*Directions for this task*. Show every line in the material below in which the string "plays" appears.

━━ Supplied entries

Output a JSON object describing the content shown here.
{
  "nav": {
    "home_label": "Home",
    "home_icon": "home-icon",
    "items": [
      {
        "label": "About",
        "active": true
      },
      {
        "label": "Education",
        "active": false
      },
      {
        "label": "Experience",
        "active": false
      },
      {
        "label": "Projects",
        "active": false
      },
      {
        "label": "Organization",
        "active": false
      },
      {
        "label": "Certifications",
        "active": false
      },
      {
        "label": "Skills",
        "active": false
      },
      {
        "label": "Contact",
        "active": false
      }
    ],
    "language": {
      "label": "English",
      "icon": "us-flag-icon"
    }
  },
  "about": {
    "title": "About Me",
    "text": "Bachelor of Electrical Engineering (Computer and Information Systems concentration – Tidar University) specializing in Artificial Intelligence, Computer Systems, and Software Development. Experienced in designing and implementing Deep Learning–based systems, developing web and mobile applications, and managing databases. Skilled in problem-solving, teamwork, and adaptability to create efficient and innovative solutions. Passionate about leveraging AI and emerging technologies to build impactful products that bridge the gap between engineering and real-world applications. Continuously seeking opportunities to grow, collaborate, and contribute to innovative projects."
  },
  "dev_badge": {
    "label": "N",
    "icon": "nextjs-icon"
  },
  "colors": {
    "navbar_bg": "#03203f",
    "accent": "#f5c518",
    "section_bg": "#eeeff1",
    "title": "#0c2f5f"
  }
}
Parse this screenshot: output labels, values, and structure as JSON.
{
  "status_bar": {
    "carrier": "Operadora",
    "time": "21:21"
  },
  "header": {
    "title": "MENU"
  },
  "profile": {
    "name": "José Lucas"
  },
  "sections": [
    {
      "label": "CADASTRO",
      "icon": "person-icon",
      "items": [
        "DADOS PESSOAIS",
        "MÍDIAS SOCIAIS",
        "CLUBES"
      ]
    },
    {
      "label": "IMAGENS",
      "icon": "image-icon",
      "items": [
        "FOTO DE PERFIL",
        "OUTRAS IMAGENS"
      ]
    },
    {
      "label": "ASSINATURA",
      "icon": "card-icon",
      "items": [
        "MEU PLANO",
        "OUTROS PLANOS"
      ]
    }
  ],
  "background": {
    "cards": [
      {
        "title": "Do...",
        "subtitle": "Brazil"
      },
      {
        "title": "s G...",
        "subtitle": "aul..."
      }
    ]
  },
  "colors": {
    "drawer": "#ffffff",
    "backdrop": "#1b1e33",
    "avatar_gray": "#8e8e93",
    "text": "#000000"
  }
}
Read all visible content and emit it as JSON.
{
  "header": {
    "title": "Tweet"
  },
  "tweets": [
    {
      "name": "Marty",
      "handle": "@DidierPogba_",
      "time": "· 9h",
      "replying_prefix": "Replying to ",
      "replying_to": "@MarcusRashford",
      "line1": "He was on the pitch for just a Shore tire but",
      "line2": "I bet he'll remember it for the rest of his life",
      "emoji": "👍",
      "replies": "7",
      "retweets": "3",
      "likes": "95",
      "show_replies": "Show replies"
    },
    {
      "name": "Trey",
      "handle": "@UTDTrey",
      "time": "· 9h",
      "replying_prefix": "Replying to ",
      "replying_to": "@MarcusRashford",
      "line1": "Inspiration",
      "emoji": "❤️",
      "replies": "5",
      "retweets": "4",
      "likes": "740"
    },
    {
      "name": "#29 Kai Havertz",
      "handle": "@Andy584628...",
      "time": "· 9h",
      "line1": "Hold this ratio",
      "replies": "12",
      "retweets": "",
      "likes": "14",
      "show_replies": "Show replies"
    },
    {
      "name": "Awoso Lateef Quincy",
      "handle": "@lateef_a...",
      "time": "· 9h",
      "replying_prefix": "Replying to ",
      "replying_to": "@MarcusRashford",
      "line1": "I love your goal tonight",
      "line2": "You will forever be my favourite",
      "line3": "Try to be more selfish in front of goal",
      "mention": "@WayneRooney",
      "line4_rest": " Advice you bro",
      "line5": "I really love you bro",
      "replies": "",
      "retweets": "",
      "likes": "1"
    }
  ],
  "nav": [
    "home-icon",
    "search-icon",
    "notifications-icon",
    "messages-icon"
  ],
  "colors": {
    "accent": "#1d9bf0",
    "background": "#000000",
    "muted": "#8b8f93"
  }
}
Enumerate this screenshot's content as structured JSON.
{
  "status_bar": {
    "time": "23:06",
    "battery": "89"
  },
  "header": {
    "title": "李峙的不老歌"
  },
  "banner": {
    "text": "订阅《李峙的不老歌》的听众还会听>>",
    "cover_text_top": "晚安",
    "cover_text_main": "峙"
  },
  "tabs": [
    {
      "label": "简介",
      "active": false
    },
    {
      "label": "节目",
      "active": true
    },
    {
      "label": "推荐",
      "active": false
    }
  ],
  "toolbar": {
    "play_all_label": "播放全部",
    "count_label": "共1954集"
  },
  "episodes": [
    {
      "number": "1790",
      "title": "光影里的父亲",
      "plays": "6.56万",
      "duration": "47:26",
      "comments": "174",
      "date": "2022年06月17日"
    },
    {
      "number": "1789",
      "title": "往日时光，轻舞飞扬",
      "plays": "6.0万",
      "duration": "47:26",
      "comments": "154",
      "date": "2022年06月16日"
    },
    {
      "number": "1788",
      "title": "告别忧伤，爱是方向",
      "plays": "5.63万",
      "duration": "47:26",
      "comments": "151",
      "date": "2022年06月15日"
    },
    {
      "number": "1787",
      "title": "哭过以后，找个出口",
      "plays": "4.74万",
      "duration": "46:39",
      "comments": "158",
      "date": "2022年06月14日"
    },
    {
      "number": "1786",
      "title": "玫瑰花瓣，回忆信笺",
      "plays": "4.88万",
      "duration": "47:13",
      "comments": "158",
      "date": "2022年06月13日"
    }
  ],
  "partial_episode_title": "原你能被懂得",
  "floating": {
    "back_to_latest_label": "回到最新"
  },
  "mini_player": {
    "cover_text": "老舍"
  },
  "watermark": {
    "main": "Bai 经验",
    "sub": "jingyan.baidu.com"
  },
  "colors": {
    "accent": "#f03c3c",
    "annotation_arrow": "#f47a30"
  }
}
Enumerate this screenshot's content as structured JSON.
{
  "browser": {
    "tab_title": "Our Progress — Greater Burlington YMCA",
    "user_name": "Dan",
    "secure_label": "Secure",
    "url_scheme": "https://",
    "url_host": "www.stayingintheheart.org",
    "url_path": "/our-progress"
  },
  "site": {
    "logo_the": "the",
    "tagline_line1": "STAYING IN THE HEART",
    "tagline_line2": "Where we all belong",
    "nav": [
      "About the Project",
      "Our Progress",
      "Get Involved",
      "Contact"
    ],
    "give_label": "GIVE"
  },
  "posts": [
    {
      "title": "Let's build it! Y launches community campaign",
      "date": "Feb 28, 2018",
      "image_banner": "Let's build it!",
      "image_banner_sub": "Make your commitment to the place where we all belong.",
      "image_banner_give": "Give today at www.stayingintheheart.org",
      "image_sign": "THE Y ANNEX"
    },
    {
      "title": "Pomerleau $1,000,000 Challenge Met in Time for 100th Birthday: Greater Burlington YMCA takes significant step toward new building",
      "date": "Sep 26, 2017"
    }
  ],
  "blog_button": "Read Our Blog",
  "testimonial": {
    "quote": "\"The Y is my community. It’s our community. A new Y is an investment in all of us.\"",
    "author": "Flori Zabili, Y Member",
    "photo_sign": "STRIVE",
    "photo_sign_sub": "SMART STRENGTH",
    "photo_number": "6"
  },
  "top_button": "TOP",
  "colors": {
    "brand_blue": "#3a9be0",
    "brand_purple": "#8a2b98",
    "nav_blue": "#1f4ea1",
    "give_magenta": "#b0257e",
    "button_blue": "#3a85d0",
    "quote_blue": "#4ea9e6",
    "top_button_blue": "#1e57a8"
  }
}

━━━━

*Exercise output*.
      "plays": "6.56万",
      "plays": "6.0万",
      "plays": "5.63万",
      "plays": "4.74万",
      "plays": "4.88万",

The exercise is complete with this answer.